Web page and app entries
——————

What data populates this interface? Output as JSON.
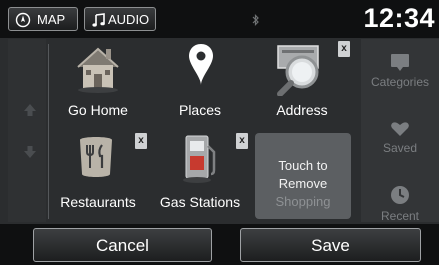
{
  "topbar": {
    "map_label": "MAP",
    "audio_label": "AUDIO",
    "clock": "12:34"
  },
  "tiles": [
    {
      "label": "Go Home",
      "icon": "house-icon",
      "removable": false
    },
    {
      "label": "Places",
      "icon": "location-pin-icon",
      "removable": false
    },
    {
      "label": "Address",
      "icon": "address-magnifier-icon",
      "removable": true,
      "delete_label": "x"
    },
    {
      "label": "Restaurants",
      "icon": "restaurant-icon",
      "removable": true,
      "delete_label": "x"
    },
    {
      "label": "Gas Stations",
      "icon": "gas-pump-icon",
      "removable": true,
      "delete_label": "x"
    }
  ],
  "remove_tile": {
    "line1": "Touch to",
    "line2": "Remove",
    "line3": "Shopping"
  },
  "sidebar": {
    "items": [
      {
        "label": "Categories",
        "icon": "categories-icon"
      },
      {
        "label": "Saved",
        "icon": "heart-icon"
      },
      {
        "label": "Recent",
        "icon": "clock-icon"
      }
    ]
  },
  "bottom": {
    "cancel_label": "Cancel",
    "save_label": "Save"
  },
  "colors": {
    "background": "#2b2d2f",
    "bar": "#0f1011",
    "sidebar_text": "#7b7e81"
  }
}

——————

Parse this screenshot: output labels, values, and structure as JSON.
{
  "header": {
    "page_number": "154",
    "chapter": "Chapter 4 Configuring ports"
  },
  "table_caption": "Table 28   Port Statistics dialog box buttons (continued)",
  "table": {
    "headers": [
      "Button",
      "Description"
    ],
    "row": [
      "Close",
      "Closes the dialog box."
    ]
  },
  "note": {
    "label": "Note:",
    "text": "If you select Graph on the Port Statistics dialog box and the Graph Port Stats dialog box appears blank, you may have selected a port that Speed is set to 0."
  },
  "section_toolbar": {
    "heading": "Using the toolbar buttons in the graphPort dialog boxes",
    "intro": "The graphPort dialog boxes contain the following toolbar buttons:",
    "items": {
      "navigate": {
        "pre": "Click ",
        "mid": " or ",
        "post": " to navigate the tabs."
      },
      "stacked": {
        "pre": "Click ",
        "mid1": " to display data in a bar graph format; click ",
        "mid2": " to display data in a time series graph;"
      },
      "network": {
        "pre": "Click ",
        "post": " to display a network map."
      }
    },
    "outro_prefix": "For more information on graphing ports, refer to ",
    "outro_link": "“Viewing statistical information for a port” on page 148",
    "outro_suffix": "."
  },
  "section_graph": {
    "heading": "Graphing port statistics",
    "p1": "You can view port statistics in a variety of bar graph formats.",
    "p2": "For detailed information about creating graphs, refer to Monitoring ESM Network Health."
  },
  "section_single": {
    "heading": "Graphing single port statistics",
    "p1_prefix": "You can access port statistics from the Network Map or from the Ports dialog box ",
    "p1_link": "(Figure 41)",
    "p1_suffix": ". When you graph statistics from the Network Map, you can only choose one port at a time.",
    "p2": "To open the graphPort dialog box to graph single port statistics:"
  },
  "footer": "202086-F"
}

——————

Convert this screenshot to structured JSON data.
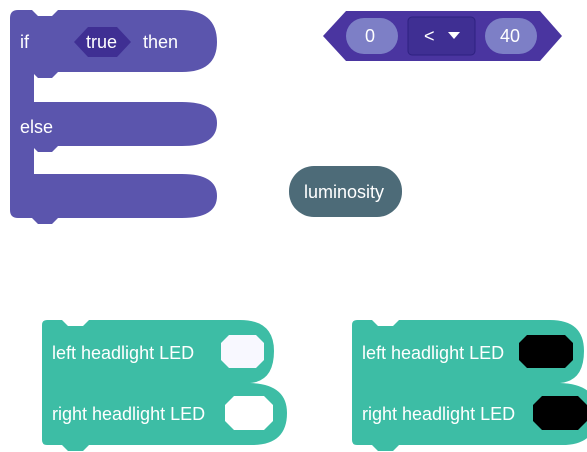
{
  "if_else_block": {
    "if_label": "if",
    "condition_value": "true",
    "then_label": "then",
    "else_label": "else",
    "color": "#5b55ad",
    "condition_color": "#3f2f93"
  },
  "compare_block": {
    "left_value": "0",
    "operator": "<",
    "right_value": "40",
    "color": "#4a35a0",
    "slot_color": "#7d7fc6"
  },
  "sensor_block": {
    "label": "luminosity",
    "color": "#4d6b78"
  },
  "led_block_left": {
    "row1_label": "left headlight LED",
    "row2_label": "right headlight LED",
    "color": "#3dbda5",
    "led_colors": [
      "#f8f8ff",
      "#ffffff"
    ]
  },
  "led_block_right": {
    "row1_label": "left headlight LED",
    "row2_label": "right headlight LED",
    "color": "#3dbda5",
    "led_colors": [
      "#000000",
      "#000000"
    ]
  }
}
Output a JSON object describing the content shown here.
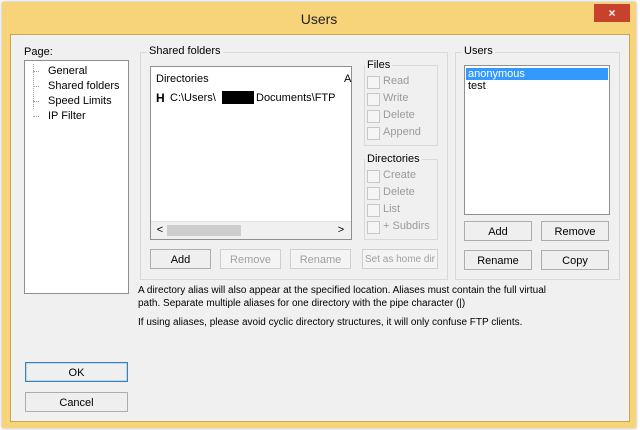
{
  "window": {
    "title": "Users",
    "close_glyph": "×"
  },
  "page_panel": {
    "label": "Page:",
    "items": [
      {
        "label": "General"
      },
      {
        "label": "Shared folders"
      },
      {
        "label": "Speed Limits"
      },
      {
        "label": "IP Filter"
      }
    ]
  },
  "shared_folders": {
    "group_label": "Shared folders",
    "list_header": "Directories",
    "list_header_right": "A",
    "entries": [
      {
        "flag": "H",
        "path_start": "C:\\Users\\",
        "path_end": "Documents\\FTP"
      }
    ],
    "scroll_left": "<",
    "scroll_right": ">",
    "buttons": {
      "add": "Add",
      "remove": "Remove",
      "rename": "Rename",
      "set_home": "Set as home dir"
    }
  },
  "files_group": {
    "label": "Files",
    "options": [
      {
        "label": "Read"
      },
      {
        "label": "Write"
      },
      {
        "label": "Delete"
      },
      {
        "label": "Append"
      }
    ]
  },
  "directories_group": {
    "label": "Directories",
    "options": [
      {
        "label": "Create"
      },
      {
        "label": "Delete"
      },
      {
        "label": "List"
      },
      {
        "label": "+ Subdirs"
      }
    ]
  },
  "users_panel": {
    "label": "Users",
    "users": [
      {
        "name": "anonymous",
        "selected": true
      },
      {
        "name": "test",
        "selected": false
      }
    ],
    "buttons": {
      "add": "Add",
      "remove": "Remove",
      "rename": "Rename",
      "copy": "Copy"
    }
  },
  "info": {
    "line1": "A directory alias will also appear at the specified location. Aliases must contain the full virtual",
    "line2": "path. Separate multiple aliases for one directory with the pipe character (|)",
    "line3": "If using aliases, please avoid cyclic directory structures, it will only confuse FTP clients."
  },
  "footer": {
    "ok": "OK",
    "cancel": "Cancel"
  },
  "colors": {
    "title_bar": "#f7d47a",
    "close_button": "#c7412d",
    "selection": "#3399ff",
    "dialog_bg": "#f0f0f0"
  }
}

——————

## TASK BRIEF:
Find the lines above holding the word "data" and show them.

## REPLY TO THE TASK:
What data populates this interface? Output as JSON.
        "mid1": " to display data in a bar graph format; click ",
        "mid2": " to display data in a time series graph;"
Convert this screenshot to structured JSON data.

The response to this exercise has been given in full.